#### Problem to work on:
From the records below, return every line containing the word "username".

#### Records supplied:
▼

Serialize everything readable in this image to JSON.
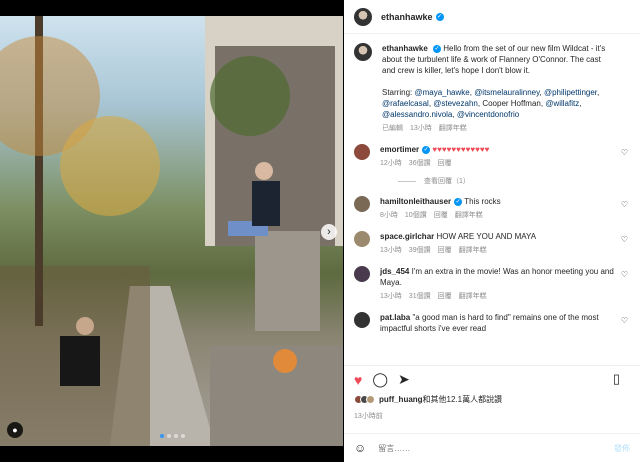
{
  "header": {
    "username": "ethanhawke"
  },
  "caption": {
    "username": "ethanhawke",
    "text": "Hello from the set of our new film Wildcat - it's about the turbulent life & work of Flannery O'Connor. The cast and crew is killer, let's hope I don't blow it.",
    "starring_label": "Starring:",
    "mentions": [
      "@maya_hawke",
      "@itsmelauralinney",
      "@philipettinger",
      "@rafaelcasal",
      "@stevezahn"
    ],
    "plain": "Cooper Hoffman,",
    "mentions2": [
      "@willafitz",
      "@alessandro.nivola",
      "@vincentdonofrio"
    ],
    "edited": "已編輯",
    "time": "13小時",
    "translate": "翻譯年糕"
  },
  "comments": [
    {
      "username": "emortimer",
      "text": "♥♥♥♥♥♥♥♥♥♥♥♥",
      "time": "12小時",
      "likes": "36個讚",
      "reply": "回覆",
      "translate": "",
      "avatar_color": "#8b4a3c",
      "verified": true,
      "red_text": true
    },
    {
      "username": "hamiltonleithauser",
      "text": "This rocks",
      "time": "8小時",
      "likes": "10個讚",
      "reply": "回覆",
      "translate": "翻譯年糕",
      "avatar_color": "#7a6a55",
      "verified": true,
      "red_text": false
    },
    {
      "username": "space.girlchar",
      "text": "HOW ARE YOU AND MAYA",
      "time": "13小時",
      "likes": "39個讚",
      "reply": "回覆",
      "translate": "翻譯年糕",
      "avatar_color": "#9b8a6e",
      "verified": false,
      "red_text": false
    },
    {
      "username": "jds_454",
      "text": "I'm an extra in the movie! Was an honor meeting you and Maya.",
      "time": "13小時",
      "likes": "31個讚",
      "reply": "回覆",
      "translate": "翻譯年糕",
      "avatar_color": "#4a3a4e",
      "verified": false,
      "red_text": false
    },
    {
      "username": "pat.laba",
      "text": "\"a good man is hard to find\" remains one of the most impactful shorts i've ever read",
      "time": "",
      "likes": "",
      "reply": "",
      "translate": "",
      "avatar_color": "#333333",
      "verified": false,
      "red_text": false
    }
  ],
  "view_replies": "查看回覆（1）",
  "likes_text": {
    "user": "puff_huang",
    "rest": "和其他12.1萬人都說讚"
  },
  "post_date": "13小時前",
  "add_comment": {
    "placeholder": "留言……",
    "post_label": "發佈"
  },
  "colors": {
    "accent": "#0095f6",
    "like_red": "#ed4956"
  },
  "icons": [
    "heart-icon",
    "comment-icon",
    "share-icon",
    "bookmark-icon",
    "emoji-icon",
    "next-arrow-icon",
    "user-tag-icon",
    "verified-icon"
  ]
}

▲

#### Result:
    "username": "ethanhawke"
    "username": "ethanhawke",
      "username": "emortimer",
      "username": "hamiltonleithauser",
      "username": "space.girlchar",
      "username": "jds_454",
      "username": "pat.laba",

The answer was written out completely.